_ABOUT THIS EXERCISE_
A full, word-for-word copy of the listing below is needed; leave the images out of it.
START SUPPLIED ENTRIES
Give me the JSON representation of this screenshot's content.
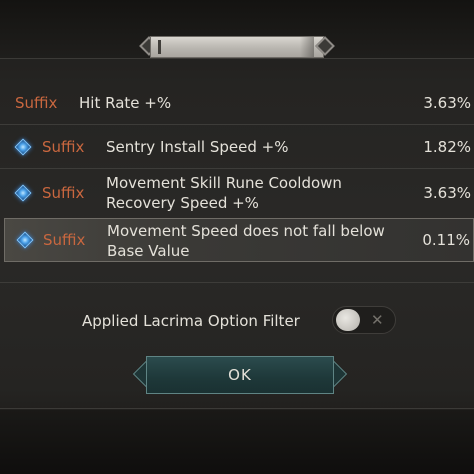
{
  "dialog": {
    "title": ""
  },
  "options": [
    {
      "type": "Suffix",
      "text_lines": [
        "Hit Rate +%"
      ],
      "value": "3.63%",
      "has_gem": false,
      "selected": false
    },
    {
      "type": "Suffix",
      "text_lines": [
        "Sentry Install Speed +%"
      ],
      "value": "1.82%",
      "has_gem": true,
      "selected": false
    },
    {
      "type": "Suffix",
      "text_lines": [
        "Movement Skill Rune Cooldown",
        "Recovery Speed +%"
      ],
      "value": "3.63%",
      "has_gem": true,
      "selected": false
    },
    {
      "type": "Suffix",
      "text_lines": [
        "Movement Speed does not fall below",
        "Base Value"
      ],
      "value": "0.11%",
      "has_gem": true,
      "selected": true
    }
  ],
  "filter": {
    "label": "Applied Lacrima Option Filter",
    "toggle_off_symbol": "✕",
    "enabled": false
  },
  "ok_button": {
    "label": "OK"
  },
  "colors": {
    "suffix": "#c9673f",
    "text": "#e4e1d9",
    "gem": "#4aa0e8",
    "button": "#1e3839"
  },
  "icons": {
    "gem": "blue-gem-icon",
    "toggle_knob": "toggle-knob-icon",
    "close": "close-icon"
  }
}
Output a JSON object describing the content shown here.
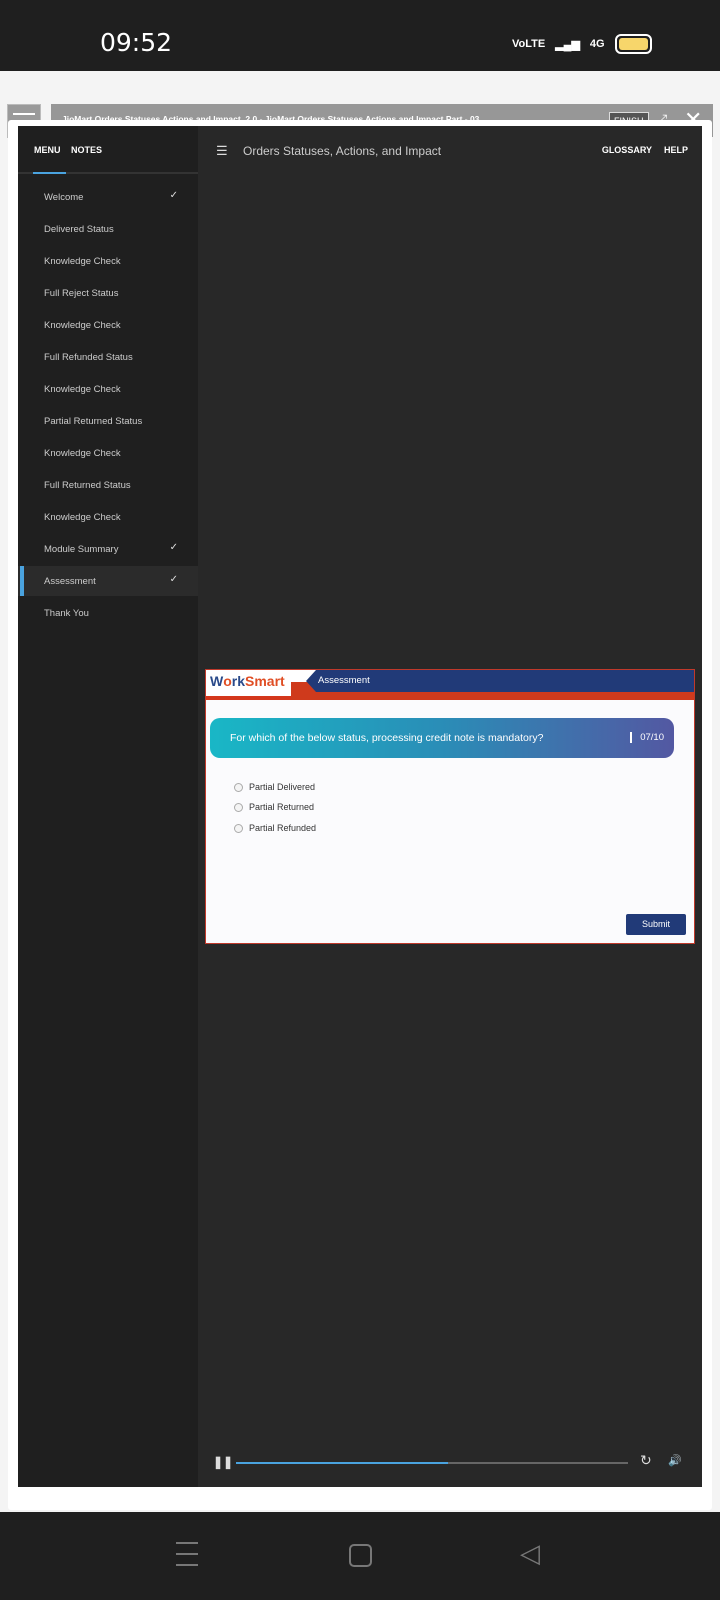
{
  "status_bar": {
    "time": "09:52",
    "network1": "VoLTE",
    "network2": "4G",
    "battery_color": "#f7d66b"
  },
  "app_bar": {
    "title": "JioMart Orders Statuses Actions and Impact_2.0 - JioMart Orders Statuses Actions and Impact Part - 03",
    "finish_label": "FINISH"
  },
  "sidebar": {
    "tabs": [
      "MENU",
      "NOTES"
    ],
    "items": [
      {
        "label": "Welcome",
        "checked": true
      },
      {
        "label": "Delivered Status",
        "checked": false
      },
      {
        "label": "Knowledge Check",
        "checked": false
      },
      {
        "label": "Full Reject Status",
        "checked": false
      },
      {
        "label": "Knowledge Check",
        "checked": false
      },
      {
        "label": "Full Refunded Status",
        "checked": false
      },
      {
        "label": "Knowledge Check",
        "checked": false
      },
      {
        "label": "Partial Returned Status",
        "checked": false
      },
      {
        "label": "Knowledge Check",
        "checked": false
      },
      {
        "label": "Full Returned Status",
        "checked": false
      },
      {
        "label": "Knowledge Check",
        "checked": false
      },
      {
        "label": "Module Summary",
        "checked": true
      },
      {
        "label": "Assessment",
        "checked": true,
        "active": true
      },
      {
        "label": "Thank You",
        "checked": false
      }
    ]
  },
  "header": {
    "title": "Orders Statuses, Actions, and Impact",
    "glossary": "GLOSSARY",
    "help": "HELP"
  },
  "slide": {
    "logo": "WorkSmart",
    "section": "Assessment",
    "question": "For which of the below status, processing credit note is mandatory?",
    "counter": "07/10",
    "options": [
      "Partial Delivered",
      "Partial Returned",
      "Partial Refunded"
    ],
    "submit": "Submit"
  },
  "player": {
    "progress_fraction": 0.54,
    "accent": "#4aa3df"
  }
}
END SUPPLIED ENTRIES
_FINISHED EXERCISE_
Give me the JSON representation of this screenshot's content.
{
  "dialog": {
    "title": ""
  },
  "options": [
    {
      "type": "Suffix",
      "text_lines": [
        "Hit Rate +%"
      ],
      "value": "3.63%",
      "has_gem": false,
      "selected": false
    },
    {
      "type": "Suffix",
      "text_lines": [
        "Sentry Install Speed +%"
      ],
      "value": "1.82%",
      "has_gem": true,
      "selected": false
    },
    {
      "type": "Suffix",
      "text_lines": [
        "Movement Skill Rune Cooldown",
        "Recovery Speed +%"
      ],
      "value": "3.63%",
      "has_gem": true,
      "selected": false
    },
    {
      "type": "Suffix",
      "text_lines": [
        "Movement Speed does not fall below",
        "Base Value"
      ],
      "value": "0.11%",
      "has_gem": true,
      "selected": true
    }
  ],
  "filter": {
    "label": "Applied Lacrima Option Filter",
    "toggle_off_symbol": "✕",
    "enabled": false
  },
  "ok_button": {
    "label": "OK"
  },
  "colors": {
    "suffix": "#c9673f",
    "text": "#e4e1d9",
    "gem": "#4aa0e8",
    "button": "#1e3839"
  },
  "icons": {
    "gem": "blue-gem-icon",
    "toggle_knob": "toggle-knob-icon",
    "close": "close-icon"
  }
}
Output a JSON object describing the content shown here.
{
  "status_bar": {
    "time": "09:52",
    "network1": "VoLTE",
    "network2": "4G",
    "battery_color": "#f7d66b"
  },
  "app_bar": {
    "title": "JioMart Orders Statuses Actions and Impact_2.0 - JioMart Orders Statuses Actions and Impact Part - 03",
    "finish_label": "FINISH"
  },
  "sidebar": {
    "tabs": [
      "MENU",
      "NOTES"
    ],
    "items": [
      {
        "label": "Welcome",
        "checked": true
      },
      {
        "label": "Delivered Status",
        "checked": false
      },
      {
        "label": "Knowledge Check",
        "checked": false
      },
      {
        "label": "Full Reject Status",
        "checked": false
      },
      {
        "label": "Knowledge Check",
        "checked": false
      },
      {
        "label": "Full Refunded Status",
        "checked": false
      },
      {
        "label": "Knowledge Check",
        "checked": false
      },
      {
        "label": "Partial Returned Status",
        "checked": false
      },
      {
        "label": "Knowledge Check",
        "checked": false
      },
      {
        "label": "Full Returned Status",
        "checked": false
      },
      {
        "label": "Knowledge Check",
        "checked": false
      },
      {
        "label": "Module Summary",
        "checked": true
      },
      {
        "label": "Assessment",
        "checked": true,
        "active": true
      },
      {
        "label": "Thank You",
        "checked": false
      }
    ]
  },
  "header": {
    "title": "Orders Statuses, Actions, and Impact",
    "glossary": "GLOSSARY",
    "help": "HELP"
  },
  "slide": {
    "logo": "WorkSmart",
    "section": "Assessment",
    "question": "For which of the below status, processing credit note is mandatory?",
    "counter": "07/10",
    "options": [
      "Partial Delivered",
      "Partial Returned",
      "Partial Refunded"
    ],
    "submit": "Submit"
  },
  "player": {
    "progress_fraction": 0.54,
    "accent": "#4aa3df"
  }
}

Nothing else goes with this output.